Meanwhile, Lebanese hopes for the ability of civil society to fight corruption were revived after the World Bank stopped funding construction of the Bisri Dam in the El-Kharroub region in Mount Lebanon. This follows a national campaign “to preserve Bisri Valley as a nature reserve instead of converting it into a geologically failed dam whose goal is to achieve illegal money.”

Reuters reported that “the World Bank canceled $244 million in undisbursed funds for the Bisri Dam project in Lebanon.”

The World Bank had given the Lebanese government until Sept. 4 to resume the dam works, and sit-ins by civil society and the people of the region prevented the works from being completed.

In addition to the Bisri Dam project, the French initiative, which constitutes a road map for the next government, includes a clause stopping the construction of the Silata power plant.

Ministers of the Free Patriotic Movement have insisted on building the plant despite financial losses resulting from a failure to reform the electricity sector.
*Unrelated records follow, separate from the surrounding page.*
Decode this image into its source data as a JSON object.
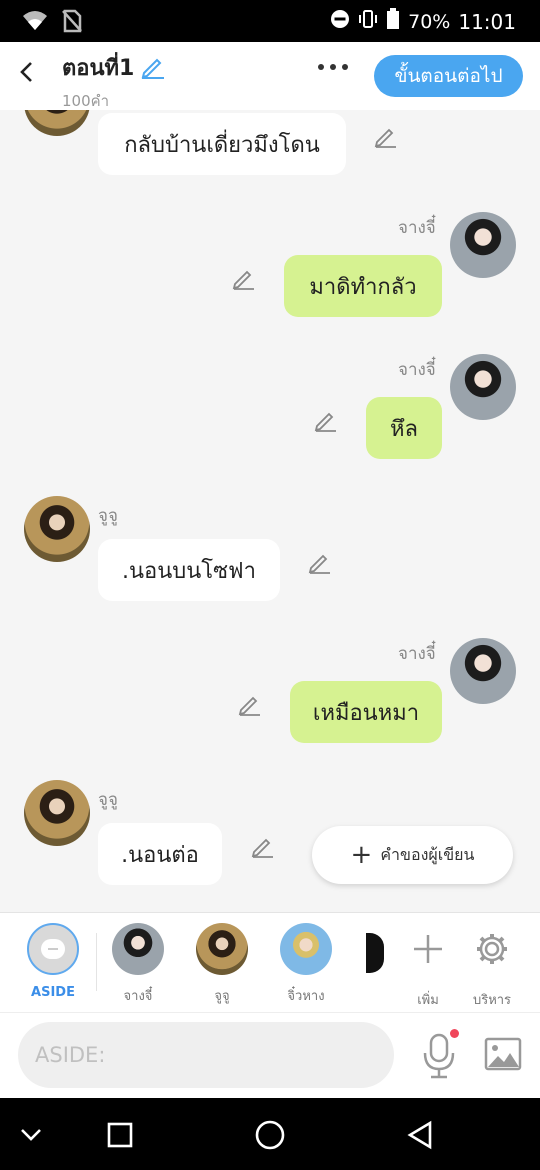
{
  "status_bar": {
    "battery": "70%",
    "time": "11:01"
  },
  "header": {
    "title": "ตอนที่1",
    "word_count": "100คำ",
    "next_button": "ขั้นตอนต่อไป"
  },
  "messages": [
    {
      "side": "left",
      "text": "กลับบ้านเดี่ยวมึงโดน",
      "sender": ""
    },
    {
      "side": "right",
      "text": "มาดิทำกลัว",
      "sender": "จางจี๋"
    },
    {
      "side": "right",
      "text": "หึล",
      "sender": "จางจี๋"
    },
    {
      "side": "left",
      "text": ".นอนบนโซฟา",
      "sender": "จูจู"
    },
    {
      "side": "right",
      "text": "เหมือนหมา",
      "sender": "จางจี๋"
    },
    {
      "side": "left",
      "text": ".นอนต่อ",
      "sender": "จูจู"
    }
  ],
  "author_note_button": "คำของผู้เขียน",
  "characters": [
    {
      "label": "ASIDE"
    },
    {
      "label": "จางจี๋"
    },
    {
      "label": "จูจู"
    },
    {
      "label": "จิ๋วหาง"
    }
  ],
  "char_actions": {
    "add": "เพิ่ม",
    "manage": "บริหาร"
  },
  "input": {
    "placeholder": "ASIDE:"
  },
  "colors": {
    "accent": "#4aa6f0",
    "right_bubble": "#d6f291",
    "left_bubble": "#ffffff",
    "mic_badge": "#f0465b"
  },
  "icons": [
    "wifi-icon",
    "no-sim-icon",
    "dnd-icon",
    "vibrate-icon",
    "battery-icon",
    "back-icon",
    "edit-pencil-icon",
    "more-icon",
    "plus-icon",
    "gear-icon",
    "mic-icon",
    "image-icon",
    "nav-down-icon",
    "nav-square-icon",
    "nav-circle-icon",
    "nav-back-icon"
  ]
}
The value of the state’s losses in every one hour of electricity production is $273,000.

The Lebanese people are still waiting on the new government that Prime Minister-designate Mustapha Adib is trying to form. They are also waiting to see the effectiveness of pressure exerted by French President Emmanuel Macron to implement reforms. When he was designated by President Michel Aoun last Monday, Adib said that “a government of experts” would be formed.

There are already political differences over ministerial portfolios, including Hezbollah’s insistence on being represented in the next government, the insistence of Parliament Speaker Nabih Berri on keeping the Ministry of Finance, and the head of the Free Patriotic Movement, Gebran Bassil, asking for a rotation of the main portfolios.

However, the managing editor of An-Nahar newspaper, Ghassan Hajjar, told Arab News: “The French initiative will produce a government in a short period, and it is true that the form of government is a controversial matter, but there will be no politicians or partisans in it but rather personalities far from the parties, and these parties may agree to them.”

Hajjar added: “The issue of distributing ministerial portfolios is also controversial, but I don’t think there are any obstacles. The portfolios may remain distributed among the sects as they were, but with names acceptable to all, and I do not think that French President Emmanuel Macron is gullible enough to propose an initiative without guaranteeing that it will be implemented.”

Hajjar said: “Hezbollah is the only party capable of disrupting the government, and the rest are unable to do so because they are under the international microscope, and in my opinion Hezbollah does not want to obstruct (the formation of the government) unless there is no French-Iranian coordination regarding the initiative. According to the information, many contacts preceded Macron’s visit to Lebanon in order for the initiative to succeed.”

“Hezbollah will be represented in the government by a person close to it but (this person) will not be from the party, lest it be said that it is the government of Hezbollah,” Hajjar said. “I think that this government will not last more than the beginning of next year, awaiting the results of the American elections, but the United States will not block the French initiative because the collapse of Lebanon is not in the interest of the United States. The French initiative secures Lebanon’s security, economic and political stability, and this is what is required by the Americans as well.”